Output all of the entries below precisely as written.

++++ Task data ++++

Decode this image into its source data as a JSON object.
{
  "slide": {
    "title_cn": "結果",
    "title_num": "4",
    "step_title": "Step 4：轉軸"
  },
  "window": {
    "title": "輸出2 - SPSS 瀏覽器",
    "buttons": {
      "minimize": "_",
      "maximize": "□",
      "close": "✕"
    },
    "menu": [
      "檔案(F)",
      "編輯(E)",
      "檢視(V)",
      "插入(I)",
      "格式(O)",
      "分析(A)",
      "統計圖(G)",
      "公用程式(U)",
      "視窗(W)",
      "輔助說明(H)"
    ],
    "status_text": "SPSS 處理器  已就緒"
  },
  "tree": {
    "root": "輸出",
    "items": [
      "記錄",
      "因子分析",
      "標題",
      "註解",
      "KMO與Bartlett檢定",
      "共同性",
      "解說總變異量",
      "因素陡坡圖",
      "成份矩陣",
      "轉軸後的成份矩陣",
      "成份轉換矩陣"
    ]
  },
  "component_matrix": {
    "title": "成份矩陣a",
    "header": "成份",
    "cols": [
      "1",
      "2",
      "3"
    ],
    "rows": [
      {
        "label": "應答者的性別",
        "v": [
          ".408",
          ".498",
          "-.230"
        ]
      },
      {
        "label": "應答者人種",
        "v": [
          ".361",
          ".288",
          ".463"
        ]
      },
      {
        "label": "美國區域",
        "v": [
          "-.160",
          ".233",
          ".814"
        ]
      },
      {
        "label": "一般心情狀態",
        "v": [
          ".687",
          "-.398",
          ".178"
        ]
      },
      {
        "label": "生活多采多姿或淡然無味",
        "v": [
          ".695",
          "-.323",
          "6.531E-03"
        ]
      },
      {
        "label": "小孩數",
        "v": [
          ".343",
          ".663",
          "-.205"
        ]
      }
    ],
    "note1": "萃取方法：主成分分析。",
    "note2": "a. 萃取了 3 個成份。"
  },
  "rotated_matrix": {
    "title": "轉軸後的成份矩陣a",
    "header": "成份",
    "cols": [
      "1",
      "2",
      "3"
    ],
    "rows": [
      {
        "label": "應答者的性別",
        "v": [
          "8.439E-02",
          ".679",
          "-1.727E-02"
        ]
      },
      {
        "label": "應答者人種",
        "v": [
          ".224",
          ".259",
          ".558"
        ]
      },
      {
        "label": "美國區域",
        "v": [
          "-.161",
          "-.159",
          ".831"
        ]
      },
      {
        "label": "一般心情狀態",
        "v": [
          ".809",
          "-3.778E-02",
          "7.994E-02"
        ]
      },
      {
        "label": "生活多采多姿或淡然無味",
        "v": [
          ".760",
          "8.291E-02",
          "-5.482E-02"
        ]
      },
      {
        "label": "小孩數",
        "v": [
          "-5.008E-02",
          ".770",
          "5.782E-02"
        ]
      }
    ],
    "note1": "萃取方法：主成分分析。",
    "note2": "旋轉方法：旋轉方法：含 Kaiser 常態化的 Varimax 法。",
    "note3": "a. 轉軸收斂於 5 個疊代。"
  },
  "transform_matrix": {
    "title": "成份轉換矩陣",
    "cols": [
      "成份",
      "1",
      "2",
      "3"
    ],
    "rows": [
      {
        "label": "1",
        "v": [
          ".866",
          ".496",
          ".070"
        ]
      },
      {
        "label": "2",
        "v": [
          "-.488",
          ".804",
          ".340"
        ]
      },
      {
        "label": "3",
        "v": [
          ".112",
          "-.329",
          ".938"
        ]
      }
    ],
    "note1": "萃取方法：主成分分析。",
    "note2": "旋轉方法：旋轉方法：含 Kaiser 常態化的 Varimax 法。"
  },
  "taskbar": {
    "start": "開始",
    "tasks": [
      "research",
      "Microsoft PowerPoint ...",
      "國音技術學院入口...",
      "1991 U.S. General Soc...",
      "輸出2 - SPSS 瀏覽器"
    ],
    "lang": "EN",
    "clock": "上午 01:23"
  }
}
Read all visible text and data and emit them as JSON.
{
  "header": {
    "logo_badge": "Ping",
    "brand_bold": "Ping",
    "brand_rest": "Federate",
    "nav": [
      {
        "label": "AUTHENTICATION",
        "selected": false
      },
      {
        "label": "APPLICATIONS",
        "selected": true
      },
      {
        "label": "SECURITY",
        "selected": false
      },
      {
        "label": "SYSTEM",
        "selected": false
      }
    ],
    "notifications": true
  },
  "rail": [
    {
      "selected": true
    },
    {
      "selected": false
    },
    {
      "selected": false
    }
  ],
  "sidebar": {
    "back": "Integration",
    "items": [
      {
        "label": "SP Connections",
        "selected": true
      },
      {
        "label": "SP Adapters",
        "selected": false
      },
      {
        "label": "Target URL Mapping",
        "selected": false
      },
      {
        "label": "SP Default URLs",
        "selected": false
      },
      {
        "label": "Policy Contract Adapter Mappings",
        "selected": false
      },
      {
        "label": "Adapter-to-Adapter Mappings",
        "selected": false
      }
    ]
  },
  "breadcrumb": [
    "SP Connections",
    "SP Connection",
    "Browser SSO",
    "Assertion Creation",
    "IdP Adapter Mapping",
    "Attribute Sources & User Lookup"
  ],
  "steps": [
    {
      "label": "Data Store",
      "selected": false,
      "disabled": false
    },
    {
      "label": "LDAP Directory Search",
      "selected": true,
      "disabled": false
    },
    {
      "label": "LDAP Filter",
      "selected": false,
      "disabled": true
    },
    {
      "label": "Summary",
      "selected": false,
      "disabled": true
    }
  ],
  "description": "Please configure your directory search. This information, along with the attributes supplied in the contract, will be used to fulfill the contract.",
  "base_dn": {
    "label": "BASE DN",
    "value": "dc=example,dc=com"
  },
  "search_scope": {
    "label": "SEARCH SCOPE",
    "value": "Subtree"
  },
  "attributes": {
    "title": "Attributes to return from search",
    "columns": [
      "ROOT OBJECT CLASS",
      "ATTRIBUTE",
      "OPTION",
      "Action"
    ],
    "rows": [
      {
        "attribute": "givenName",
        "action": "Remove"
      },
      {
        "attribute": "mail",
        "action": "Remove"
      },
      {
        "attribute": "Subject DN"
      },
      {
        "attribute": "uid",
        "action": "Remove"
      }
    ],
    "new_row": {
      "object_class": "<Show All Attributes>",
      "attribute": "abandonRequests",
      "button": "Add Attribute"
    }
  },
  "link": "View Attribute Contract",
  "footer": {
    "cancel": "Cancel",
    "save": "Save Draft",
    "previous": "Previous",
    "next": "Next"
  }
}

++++

_Problem solution_:
Decode this image into its source data as a JSON object.
{
  "slide": {
    "title_cn": "結果",
    "title_num": "4",
    "step_title": "Step 4：轉軸"
  },
  "window": {
    "title": "輸出2 - SPSS 瀏覽器",
    "buttons": {
      "minimize": "_",
      "maximize": "□",
      "close": "✕"
    },
    "menu": [
      "檔案(F)",
      "編輯(E)",
      "檢視(V)",
      "插入(I)",
      "格式(O)",
      "分析(A)",
      "統計圖(G)",
      "公用程式(U)",
      "視窗(W)",
      "輔助說明(H)"
    ],
    "status_text": "SPSS 處理器  已就緒"
  },
  "tree": {
    "root": "輸出",
    "items": [
      "記錄",
      "因子分析",
      "標題",
      "註解",
      "KMO與Bartlett檢定",
      "共同性",
      "解說總變異量",
      "因素陡坡圖",
      "成份矩陣",
      "轉軸後的成份矩陣",
      "成份轉換矩陣"
    ]
  },
  "component_matrix": {
    "title": "成份矩陣a",
    "header": "成份",
    "cols": [
      "1",
      "2",
      "3"
    ],
    "rows": [
      {
        "label": "應答者的性別",
        "v": [
          ".408",
          ".498",
          "-.230"
        ]
      },
      {
        "label": "應答者人種",
        "v": [
          ".361",
          ".288",
          ".463"
        ]
      },
      {
        "label": "美國區域",
        "v": [
          "-.160",
          ".233",
          ".814"
        ]
      },
      {
        "label": "一般心情狀態",
        "v": [
          ".687",
          "-.398",
          ".178"
        ]
      },
      {
        "label": "生活多采多姿或淡然無味",
        "v": [
          ".695",
          "-.323",
          "6.531E-03"
        ]
      },
      {
        "label": "小孩數",
        "v": [
          ".343",
          ".663",
          "-.205"
        ]
      }
    ],
    "note1": "萃取方法：主成分分析。",
    "note2": "a. 萃取了 3 個成份。"
  },
  "rotated_matrix": {
    "title": "轉軸後的成份矩陣a",
    "header": "成份",
    "cols": [
      "1",
      "2",
      "3"
    ],
    "rows": [
      {
        "label": "應答者的性別",
        "v": [
          "8.439E-02",
          ".679",
          "-1.727E-02"
        ]
      },
      {
        "label": "應答者人種",
        "v": [
          ".224",
          ".259",
          ".558"
        ]
      },
      {
        "label": "美國區域",
        "v": [
          "-.161",
          "-.159",
          ".831"
        ]
      },
      {
        "label": "一般心情狀態",
        "v": [
          ".809",
          "-3.778E-02",
          "7.994E-02"
        ]
      },
      {
        "label": "生活多采多姿或淡然無味",
        "v": [
          ".760",
          "8.291E-02",
          "-5.482E-02"
        ]
      },
      {
        "label": "小孩數",
        "v": [
          "-5.008E-02",
          ".770",
          "5.782E-02"
        ]
      }
    ],
    "note1": "萃取方法：主成分分析。",
    "note2": "旋轉方法：旋轉方法：含 Kaiser 常態化的 Varimax 法。",
    "note3": "a. 轉軸收斂於 5 個疊代。"
  },
  "transform_matrix": {
    "title": "成份轉換矩陣",
    "cols": [
      "成份",
      "1",
      "2",
      "3"
    ],
    "rows": [
      {
        "label": "1",
        "v": [
          ".866",
          ".496",
          ".070"
        ]
      },
      {
        "label": "2",
        "v": [
          "-.488",
          ".804",
          ".340"
        ]
      },
      {
        "label": "3",
        "v": [
          ".112",
          "-.329",
          ".938"
        ]
      }
    ],
    "note1": "萃取方法：主成分分析。",
    "note2": "旋轉方法：旋轉方法：含 Kaiser 常態化的 Varimax 法。"
  },
  "taskbar": {
    "start": "開始",
    "tasks": [
      "research",
      "Microsoft PowerPoint ...",
      "國音技術學院入口...",
      "1991 U.S. General Soc...",
      "輸出2 - SPSS 瀏覽器"
    ],
    "lang": "EN",
    "clock": "上午 01:23"
  }
}
Read all visible text and data and emit them as JSON.
{
  "header": {
    "logo_badge": "Ping",
    "brand_bold": "Ping",
    "brand_rest": "Federate",
    "nav": [
      {
        "label": "AUTHENTICATION",
        "selected": false
      },
      {
        "label": "APPLICATIONS",
        "selected": true
      },
      {
        "label": "SECURITY",
        "selected": false
      },
      {
        "label": "SYSTEM",
        "selected": false
      }
    ],
    "notifications": true
  },
  "rail": [
    {
      "selected": true
    },
    {
      "selected": false
    },
    {
      "selected": false
    }
  ],
  "sidebar": {
    "back": "Integration",
    "items": [
      {
        "label": "SP Connections",
        "selected": true
      },
      {
        "label": "SP Adapters",
        "selected": false
      },
      {
        "label": "Target URL Mapping",
        "selected": false
      },
      {
        "label": "SP Default URLs",
        "selected": false
      },
      {
        "label": "Policy Contract Adapter Mappings",
        "selected": false
      },
      {
        "label": "Adapter-to-Adapter Mappings",
        "selected": false
      }
    ]
  },
  "breadcrumb": [
    "SP Connections",
    "SP Connection",
    "Browser SSO",
    "Assertion Creation",
    "IdP Adapter Mapping",
    "Attribute Sources & User Lookup"
  ],
  "steps": [
    {
      "label": "Data Store",
      "selected": false,
      "disabled": false
    },
    {
      "label": "LDAP Directory Search",
      "selected": true,
      "disabled": false
    },
    {
      "label": "LDAP Filter",
      "selected": false,
      "disabled": true
    },
    {
      "label": "Summary",
      "selected": false,
      "disabled": true
    }
  ],
  "description": "Please configure your directory search. This information, along with the attributes supplied in the contract, will be used to fulfill the contract.",
  "base_dn": {
    "label": "BASE DN",
    "value": "dc=example,dc=com"
  },
  "search_scope": {
    "label": "SEARCH SCOPE",
    "value": "Subtree"
  },
  "attributes": {
    "title": "Attributes to return from search",
    "columns": [
      "ROOT OBJECT CLASS",
      "ATTRIBUTE",
      "OPTION",
      "Action"
    ],
    "rows": [
      {
        "attribute": "givenName",
        "action": "Remove"
      },
      {
        "attribute": "mail",
        "action": "Remove"
      },
      {
        "attribute": "Subject DN"
      },
      {
        "attribute": "uid",
        "action": "Remove"
      }
    ],
    "new_row": {
      "object_class": "<Show All Attributes>",
      "attribute": "abandonRequests",
      "button": "Add Attribute"
    }
  },
  "link": "View Attribute Contract",
  "footer": {
    "cancel": "Cancel",
    "save": "Save Draft",
    "previous": "Previous",
    "next": "Next"
  }
}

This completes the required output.